━━━ ENTRIES SHOWN ━━━

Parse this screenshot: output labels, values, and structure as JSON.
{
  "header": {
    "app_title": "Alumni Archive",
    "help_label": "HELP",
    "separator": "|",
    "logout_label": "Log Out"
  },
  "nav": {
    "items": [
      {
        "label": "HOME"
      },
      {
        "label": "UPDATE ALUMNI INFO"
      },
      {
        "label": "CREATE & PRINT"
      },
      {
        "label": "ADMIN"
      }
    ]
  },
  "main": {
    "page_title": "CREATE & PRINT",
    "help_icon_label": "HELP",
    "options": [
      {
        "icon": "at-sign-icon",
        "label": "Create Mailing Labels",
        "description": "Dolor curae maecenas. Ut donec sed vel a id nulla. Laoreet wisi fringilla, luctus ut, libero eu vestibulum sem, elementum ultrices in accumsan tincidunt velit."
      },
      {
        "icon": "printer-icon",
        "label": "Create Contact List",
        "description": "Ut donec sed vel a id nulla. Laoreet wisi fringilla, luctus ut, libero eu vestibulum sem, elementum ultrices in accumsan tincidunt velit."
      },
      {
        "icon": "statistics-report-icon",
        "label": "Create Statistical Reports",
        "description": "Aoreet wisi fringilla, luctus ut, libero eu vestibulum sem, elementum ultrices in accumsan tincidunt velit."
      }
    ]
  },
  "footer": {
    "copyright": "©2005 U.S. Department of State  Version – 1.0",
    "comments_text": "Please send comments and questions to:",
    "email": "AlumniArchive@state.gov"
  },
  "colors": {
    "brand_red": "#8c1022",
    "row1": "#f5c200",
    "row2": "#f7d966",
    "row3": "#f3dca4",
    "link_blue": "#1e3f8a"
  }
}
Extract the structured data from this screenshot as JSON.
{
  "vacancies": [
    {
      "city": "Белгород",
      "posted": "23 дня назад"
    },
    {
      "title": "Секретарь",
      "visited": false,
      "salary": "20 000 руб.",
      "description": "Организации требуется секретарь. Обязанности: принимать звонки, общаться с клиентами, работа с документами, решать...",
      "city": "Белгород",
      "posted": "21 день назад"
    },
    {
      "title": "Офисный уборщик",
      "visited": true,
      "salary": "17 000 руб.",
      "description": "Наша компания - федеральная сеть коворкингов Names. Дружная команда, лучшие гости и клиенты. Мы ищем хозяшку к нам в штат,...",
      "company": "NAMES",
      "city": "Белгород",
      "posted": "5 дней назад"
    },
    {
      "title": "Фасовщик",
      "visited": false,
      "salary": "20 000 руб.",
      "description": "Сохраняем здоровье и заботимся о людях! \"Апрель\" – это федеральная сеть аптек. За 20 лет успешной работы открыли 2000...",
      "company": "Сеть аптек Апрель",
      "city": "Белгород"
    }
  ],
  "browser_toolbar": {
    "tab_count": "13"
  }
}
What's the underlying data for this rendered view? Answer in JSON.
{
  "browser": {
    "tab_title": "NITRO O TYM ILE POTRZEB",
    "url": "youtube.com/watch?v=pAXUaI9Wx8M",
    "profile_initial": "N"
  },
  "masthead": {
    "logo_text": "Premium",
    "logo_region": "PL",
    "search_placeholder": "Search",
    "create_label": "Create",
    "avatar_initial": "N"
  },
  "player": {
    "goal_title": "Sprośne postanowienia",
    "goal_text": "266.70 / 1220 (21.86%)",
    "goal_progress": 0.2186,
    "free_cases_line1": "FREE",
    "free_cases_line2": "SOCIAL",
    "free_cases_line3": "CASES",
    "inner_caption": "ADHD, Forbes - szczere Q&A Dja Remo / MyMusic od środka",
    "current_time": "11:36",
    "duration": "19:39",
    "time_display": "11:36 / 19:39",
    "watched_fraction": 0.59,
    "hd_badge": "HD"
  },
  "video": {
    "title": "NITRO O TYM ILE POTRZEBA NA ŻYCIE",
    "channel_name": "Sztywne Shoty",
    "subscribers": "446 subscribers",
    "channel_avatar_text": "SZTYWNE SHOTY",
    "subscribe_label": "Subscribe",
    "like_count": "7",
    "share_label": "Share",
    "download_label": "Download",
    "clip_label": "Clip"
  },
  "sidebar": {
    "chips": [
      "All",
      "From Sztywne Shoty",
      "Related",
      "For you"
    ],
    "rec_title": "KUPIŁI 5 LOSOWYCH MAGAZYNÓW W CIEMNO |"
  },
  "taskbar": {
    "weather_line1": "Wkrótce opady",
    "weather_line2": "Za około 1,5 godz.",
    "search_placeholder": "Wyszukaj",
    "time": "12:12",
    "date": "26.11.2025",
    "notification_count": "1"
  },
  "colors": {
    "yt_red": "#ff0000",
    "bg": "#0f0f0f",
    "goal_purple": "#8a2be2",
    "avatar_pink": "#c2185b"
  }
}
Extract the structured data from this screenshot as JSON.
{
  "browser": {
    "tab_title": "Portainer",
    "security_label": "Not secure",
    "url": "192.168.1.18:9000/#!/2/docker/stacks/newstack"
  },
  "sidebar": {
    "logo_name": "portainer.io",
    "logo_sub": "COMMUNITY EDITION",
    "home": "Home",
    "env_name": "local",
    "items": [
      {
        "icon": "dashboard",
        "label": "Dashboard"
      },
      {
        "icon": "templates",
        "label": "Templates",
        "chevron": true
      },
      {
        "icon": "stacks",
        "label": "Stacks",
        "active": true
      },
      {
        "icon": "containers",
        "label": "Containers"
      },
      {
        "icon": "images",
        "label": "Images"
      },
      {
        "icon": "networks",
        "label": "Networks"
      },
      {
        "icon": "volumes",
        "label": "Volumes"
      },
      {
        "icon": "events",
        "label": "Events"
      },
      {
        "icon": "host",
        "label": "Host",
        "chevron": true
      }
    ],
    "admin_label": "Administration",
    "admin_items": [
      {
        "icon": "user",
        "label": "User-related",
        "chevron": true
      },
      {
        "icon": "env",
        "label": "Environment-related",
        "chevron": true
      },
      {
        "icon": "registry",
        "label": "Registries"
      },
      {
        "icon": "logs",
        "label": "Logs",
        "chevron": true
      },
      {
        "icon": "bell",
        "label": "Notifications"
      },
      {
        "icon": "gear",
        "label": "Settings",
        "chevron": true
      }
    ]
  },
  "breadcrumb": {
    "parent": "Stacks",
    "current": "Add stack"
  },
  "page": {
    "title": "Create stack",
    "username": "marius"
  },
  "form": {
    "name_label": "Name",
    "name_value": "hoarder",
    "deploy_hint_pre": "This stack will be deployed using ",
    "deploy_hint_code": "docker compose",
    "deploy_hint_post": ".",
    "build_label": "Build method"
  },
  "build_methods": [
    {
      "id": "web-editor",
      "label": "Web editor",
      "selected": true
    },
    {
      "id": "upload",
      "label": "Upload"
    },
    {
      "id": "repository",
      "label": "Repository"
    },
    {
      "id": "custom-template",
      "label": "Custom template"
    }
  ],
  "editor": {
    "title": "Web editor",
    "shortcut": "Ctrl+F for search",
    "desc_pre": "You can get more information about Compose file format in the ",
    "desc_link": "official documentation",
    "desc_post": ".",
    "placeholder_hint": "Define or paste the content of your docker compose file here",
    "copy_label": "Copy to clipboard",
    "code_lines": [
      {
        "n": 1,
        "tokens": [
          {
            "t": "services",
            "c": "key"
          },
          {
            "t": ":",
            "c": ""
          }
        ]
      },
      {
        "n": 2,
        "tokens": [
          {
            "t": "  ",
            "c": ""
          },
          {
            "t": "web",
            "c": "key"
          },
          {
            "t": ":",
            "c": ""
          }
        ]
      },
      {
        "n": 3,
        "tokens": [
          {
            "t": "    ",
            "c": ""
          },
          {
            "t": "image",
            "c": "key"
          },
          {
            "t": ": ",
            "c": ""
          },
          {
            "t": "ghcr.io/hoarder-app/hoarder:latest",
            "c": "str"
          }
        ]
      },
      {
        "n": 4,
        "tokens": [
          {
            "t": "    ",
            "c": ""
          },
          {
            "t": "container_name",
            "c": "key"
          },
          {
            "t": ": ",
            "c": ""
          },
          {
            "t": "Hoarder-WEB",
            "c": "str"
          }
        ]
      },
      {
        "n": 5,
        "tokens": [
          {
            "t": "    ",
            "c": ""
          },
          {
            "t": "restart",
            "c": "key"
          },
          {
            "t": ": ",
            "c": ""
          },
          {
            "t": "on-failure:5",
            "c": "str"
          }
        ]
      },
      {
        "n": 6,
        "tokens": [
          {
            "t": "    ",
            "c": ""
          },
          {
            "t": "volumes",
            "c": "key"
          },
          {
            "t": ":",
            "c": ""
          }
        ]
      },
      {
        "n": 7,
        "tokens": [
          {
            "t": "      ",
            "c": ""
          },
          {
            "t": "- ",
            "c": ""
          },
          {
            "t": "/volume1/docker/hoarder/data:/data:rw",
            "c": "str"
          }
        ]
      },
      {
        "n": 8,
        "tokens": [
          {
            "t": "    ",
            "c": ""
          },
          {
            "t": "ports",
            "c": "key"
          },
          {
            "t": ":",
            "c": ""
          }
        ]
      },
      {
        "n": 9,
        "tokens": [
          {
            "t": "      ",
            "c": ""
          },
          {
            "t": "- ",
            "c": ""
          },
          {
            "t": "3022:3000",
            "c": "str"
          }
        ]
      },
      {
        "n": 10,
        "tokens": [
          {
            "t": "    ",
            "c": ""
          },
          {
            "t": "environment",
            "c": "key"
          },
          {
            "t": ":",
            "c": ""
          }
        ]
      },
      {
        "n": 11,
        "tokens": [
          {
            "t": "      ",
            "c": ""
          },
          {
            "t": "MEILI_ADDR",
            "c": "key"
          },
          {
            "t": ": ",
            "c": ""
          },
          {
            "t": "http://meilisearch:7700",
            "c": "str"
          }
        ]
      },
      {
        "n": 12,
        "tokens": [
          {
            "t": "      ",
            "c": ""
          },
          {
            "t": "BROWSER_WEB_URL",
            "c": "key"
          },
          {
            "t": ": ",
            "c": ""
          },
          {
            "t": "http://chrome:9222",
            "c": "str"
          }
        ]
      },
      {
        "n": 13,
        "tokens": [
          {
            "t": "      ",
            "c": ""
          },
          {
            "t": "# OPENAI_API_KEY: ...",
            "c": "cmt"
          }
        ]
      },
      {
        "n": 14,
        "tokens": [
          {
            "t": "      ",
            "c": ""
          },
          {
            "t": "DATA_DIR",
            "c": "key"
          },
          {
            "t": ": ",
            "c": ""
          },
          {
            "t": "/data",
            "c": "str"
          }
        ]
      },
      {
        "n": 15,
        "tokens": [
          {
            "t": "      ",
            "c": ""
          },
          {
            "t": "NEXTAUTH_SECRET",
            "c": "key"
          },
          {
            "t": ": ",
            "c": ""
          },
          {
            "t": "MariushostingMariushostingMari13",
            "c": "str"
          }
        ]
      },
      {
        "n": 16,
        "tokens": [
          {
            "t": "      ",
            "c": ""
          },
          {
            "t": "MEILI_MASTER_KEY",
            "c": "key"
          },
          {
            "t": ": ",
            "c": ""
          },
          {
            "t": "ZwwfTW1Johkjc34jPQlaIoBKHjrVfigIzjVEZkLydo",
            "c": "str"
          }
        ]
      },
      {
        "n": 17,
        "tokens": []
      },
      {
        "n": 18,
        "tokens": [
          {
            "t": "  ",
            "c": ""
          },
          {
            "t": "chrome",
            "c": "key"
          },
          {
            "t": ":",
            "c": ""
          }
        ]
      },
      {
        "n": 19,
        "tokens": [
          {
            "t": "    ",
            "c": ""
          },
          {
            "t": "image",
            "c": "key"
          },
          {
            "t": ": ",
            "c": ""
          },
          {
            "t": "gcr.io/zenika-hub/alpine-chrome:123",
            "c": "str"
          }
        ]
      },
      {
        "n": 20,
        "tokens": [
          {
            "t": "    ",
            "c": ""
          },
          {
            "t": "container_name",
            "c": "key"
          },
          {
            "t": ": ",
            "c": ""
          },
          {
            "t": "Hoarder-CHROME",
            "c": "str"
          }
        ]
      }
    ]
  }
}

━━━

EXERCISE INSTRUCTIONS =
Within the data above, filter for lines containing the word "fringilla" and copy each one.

SOLUTION TO THE PROBLEM =
        "description": "Dolor curae maecenas. Ut donec sed vel a id nulla. Laoreet wisi fringilla, luctus ut, libero eu vestibulum sem, elementum ultrices in accumsan tincidunt velit."
        "description": "Ut donec sed vel a id nulla. Laoreet wisi fringilla, luctus ut, libero eu vestibulum sem, elementum ultrices in accumsan tincidunt velit."
        "description": "Aoreet wisi fringilla, luctus ut, libero eu vestibulum sem, elementum ultrices in accumsan tincidunt velit."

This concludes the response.